Try it: Find every line in the entries that holds the string "Concentration" and report it.

____________________

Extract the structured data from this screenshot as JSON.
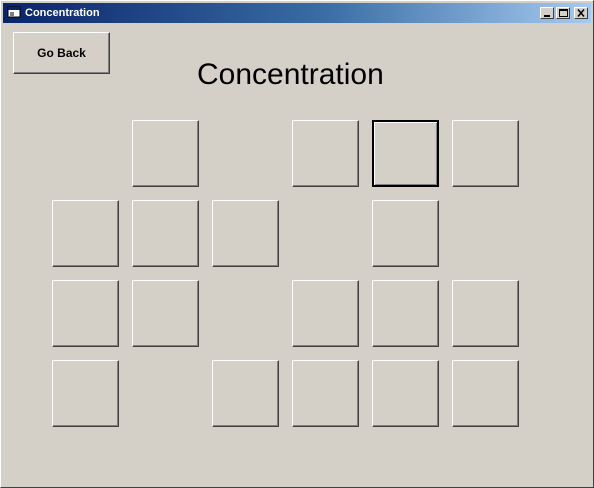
{
  "window": {
    "title": "Concentration"
  },
  "buttons": {
    "go_back": "Go Back"
  },
  "heading": "Concentration",
  "cards": {
    "rows": 4,
    "cols": 6,
    "present": [
      [
        false,
        true,
        false,
        true,
        true,
        true
      ],
      [
        true,
        true,
        true,
        false,
        true,
        false
      ],
      [
        true,
        true,
        false,
        true,
        true,
        true
      ],
      [
        true,
        false,
        true,
        true,
        true,
        true
      ]
    ],
    "focused": [
      0,
      4
    ]
  },
  "icons": {
    "app": "app-window-icon",
    "minimize": "minimize-icon",
    "maximize": "maximize-icon",
    "close": "close-icon"
  }
}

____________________

Task response:
    "title": "Concentration"
  "heading": "Concentration",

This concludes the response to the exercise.